After she passed, I moved away. I couldn’t bare staying in the house without her. I sold the farm and made enough money on that with my inheritance that I was able to open my own business. Since then, I met a wonderful man and have a daughter of my own.
Last week, I received a phone call. My grandmother’s home burnt down. It was completely destroyed. During the cleanup, a small fire safe was found. The new owners knew it was not theirs and so went to the trouble to find me. They didn’t know if there was anything inside it but wanted me to have a say in what happened to it. I decided to take my husband and daughter home. I would visit Grandma’s grave and show my family the farm land I grew up on.
We took the box to Grandma’s grave. I decided I would open it there. My husband, Jeff, brought a drill. He insisted it would open the locked unit. We had a picnic at Grandma’s grave and then Jeff opened the lock. He was right, the drill worked. It popped open without a problem. I looked down into it. There was a soft, velvet sack with something inside it. I lifted it out. I reached inside the sack and felt a bumpy rectangular object. The bumps were smooth and something about them was familiar. I pulled out a large book bound with what appeared to be hundreds of human teeth. Woven between the teeth was hair. Hair in all different colors wound through the teeth also different sizes, colors and types.
“The tooth fairy” I said “Please no.”
“Your grandma was the Tooth Fairy?” My daughter, Sophie asked in awe. I looked at Jeff. I know he could see the fear in my eyes. He’d heard the story of the child killer who killed my parents too.
“No. I think that’s just a story about the Tooth Fairy that someone glued teeth too. They probably aren’t even real teeth.” Jeff said to Sophie. And then to me “You don’t need to look at that now. Honey, put it away.”
I ignored him. I had to know. I opened the book. On the first page was a newspaper cut out picture of the first child found. A little boy named Henry Dillan. There was a description of him, what he was wearing, where his body was left. There was even a lock of hair stuck to the page. I turned page after page, staring into all the lost children’s eyes. Each page with handwritten notes in my grandmother’s handwriting. The last three pages though, was what finally took my breath away.
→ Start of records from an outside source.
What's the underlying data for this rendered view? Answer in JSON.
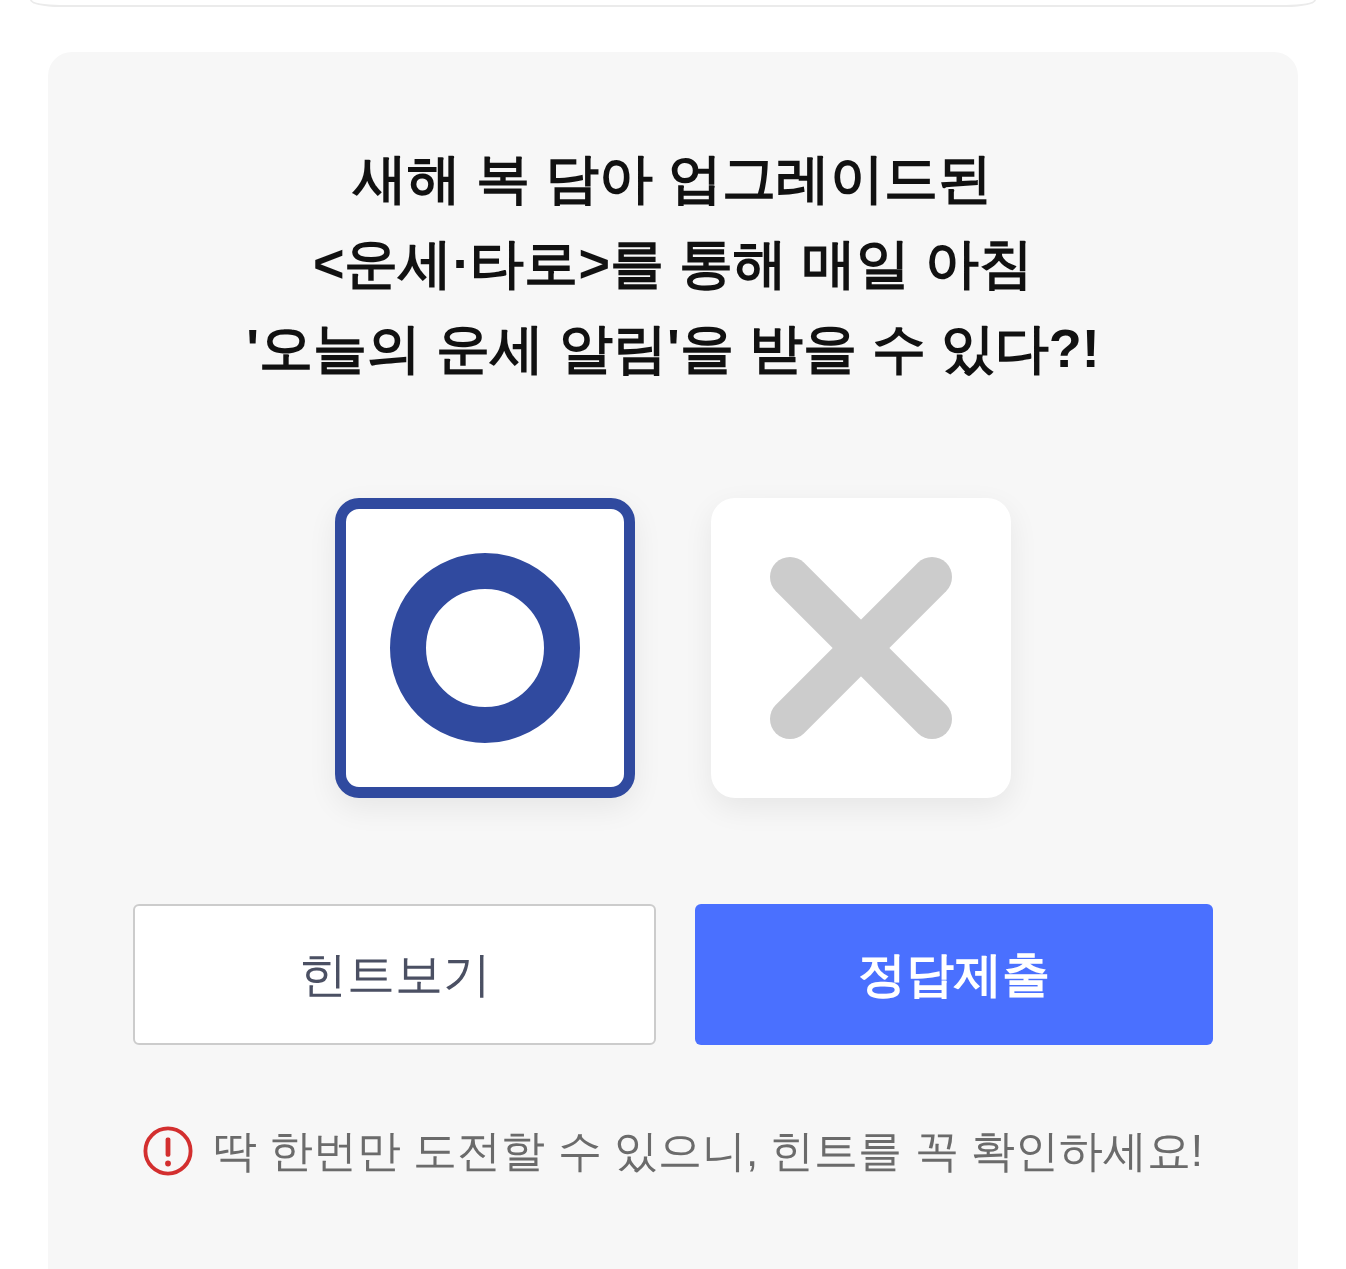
{
  "title_lines": [
    "새해 복 담아 업그레이드된",
    "<운세·타로>를 통해 매일 아침",
    "'오늘의 운세 알림'을 받을 수 있다?!"
  ],
  "choices": [
    {
      "kind": "o",
      "selected": true
    },
    {
      "kind": "x",
      "selected": false
    }
  ],
  "buttons": [
    {
      "kind": "secondary",
      "label": "힌트보기"
    },
    {
      "kind": "primary",
      "label": "정답제출"
    }
  ],
  "notice": "딱 한번만 도전할 수 있으니, 힌트를 꼭 확인하세요!"
}
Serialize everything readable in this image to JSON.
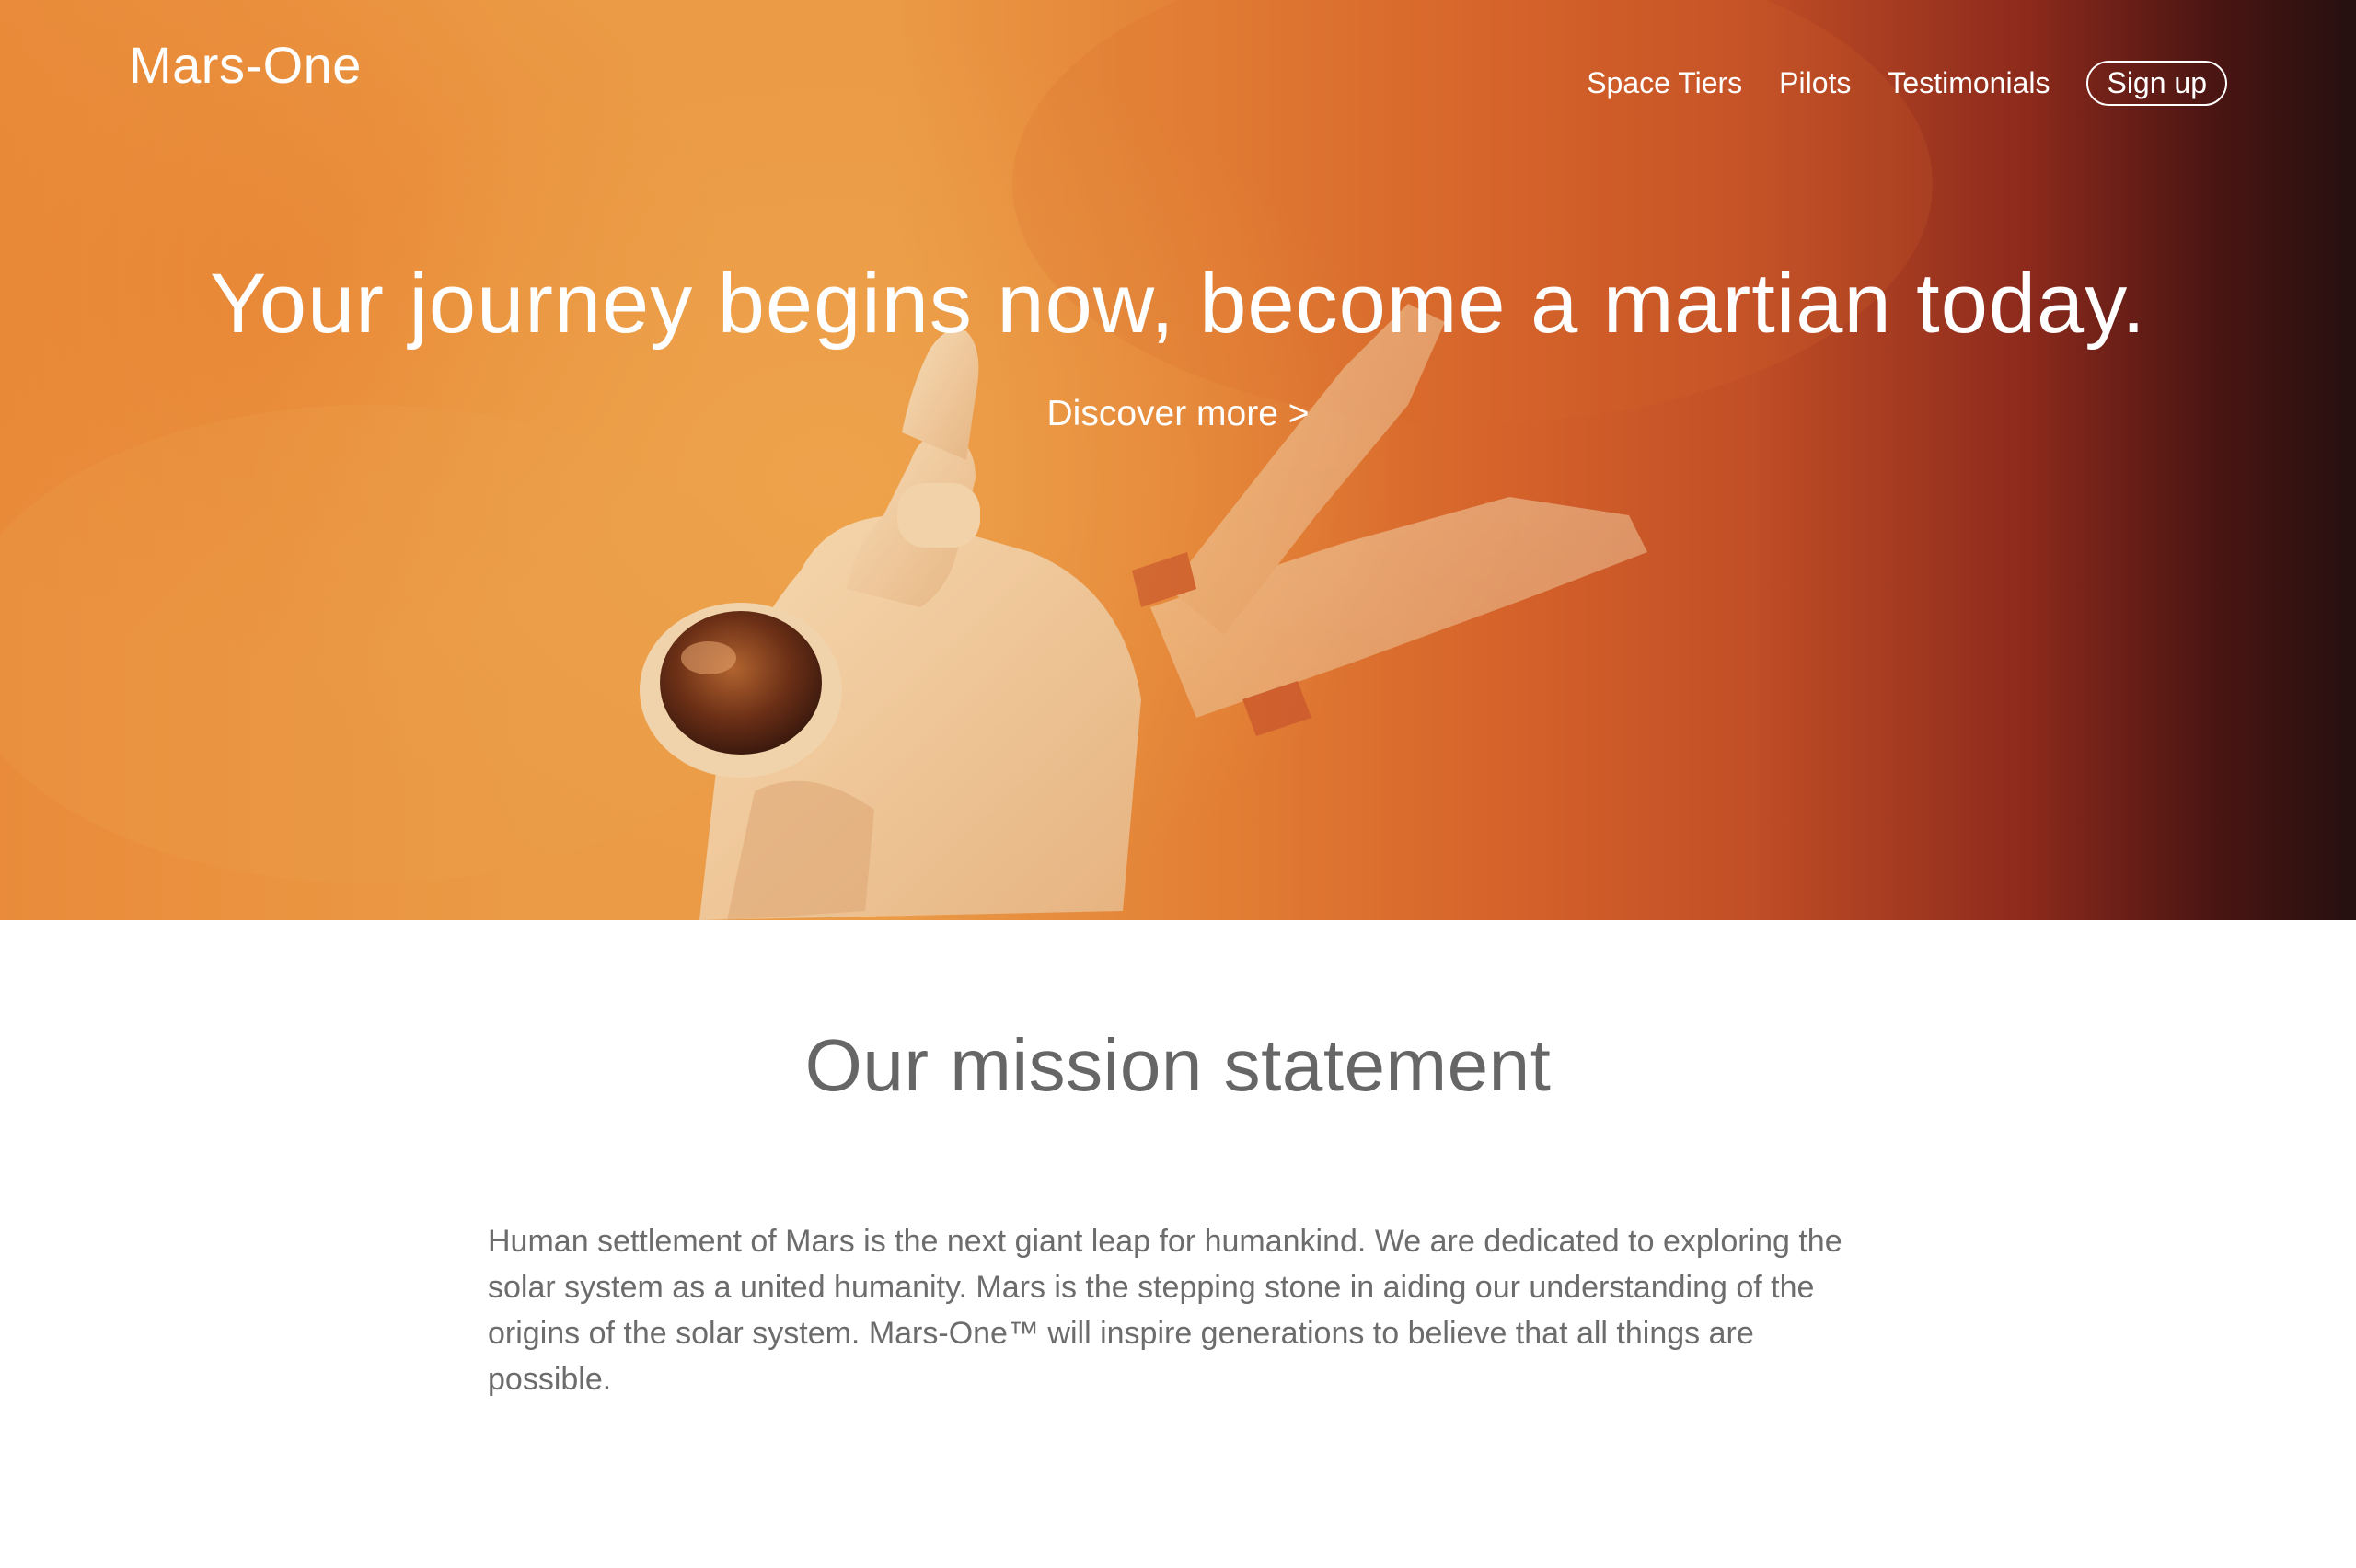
{
  "header": {
    "brand": "Mars-One",
    "nav": {
      "space_tiers": "Space Tiers",
      "pilots": "Pilots",
      "testimonials": "Testimonials",
      "sign_up": "Sign up"
    }
  },
  "hero": {
    "headline": "Your journey begins now, become a martian today.",
    "cta": "Discover more >",
    "image": "astronaut-painting"
  },
  "mission": {
    "title": "Our mission statement",
    "body": "Human settlement of Mars is the next giant leap for humankind. We are dedicated to exploring the solar system as a united humanity. Mars is the stepping stone in aiding our understanding of the origins of the solar system. Mars-One™ will inspire generations to believe that all things are possible."
  },
  "colors": {
    "hero_orange": "#eb9a45",
    "hero_dark": "#251010",
    "text_gray": "#6c6c6c",
    "white": "#ffffff"
  }
}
I saw my parents’ faces smiling at me. I touched their locks of hair. Saw the note with a date followed by “Jenny comes to stay with me.” The last page was my grandma and grandpa’s wedding picture. The note beneath it says “Margaret would not move home to help me.”
That was it. My Grandmother, the woman I loved and idolized, the woman I chose over college, was a killer. And not just a killer, a child killer. Not just a child killer, but the killer of her own daughter, my mother. This woman had ruined my life and taken my mother’s, my father’s and my grandfather’s life. Everything I knew was a lie. My whole childhood was a lie.
I began to tear at the ground over her grave. I dug until I had no fingernails left. The soil clumped to the blood on my fingers but still I dug. Jeff tried to stop me. Sophie was crying but I blocked it out. I would not stop until I found that evil bitch. When my bloodied stumps hit the concrete of the vault. I threw the scrapbook of death on top of it and spit on it. Then, sobbing, I pushed the dirt back over the grave.
Jeff and Sophie took me back to the hotel. I washed up while they went for takeout. As I rinsed out the sink, a clump of dirt slowly revealed a small child’s tooth. I picked it up and inspected it. This would be the only thing left of my Grandmother; a memento mori. I heard the door open and Sophie called out to me. I turned the faucet back on and washed the tooth down the drain.
“Hi, Beautiful, what did you bring for dinner?” I asked.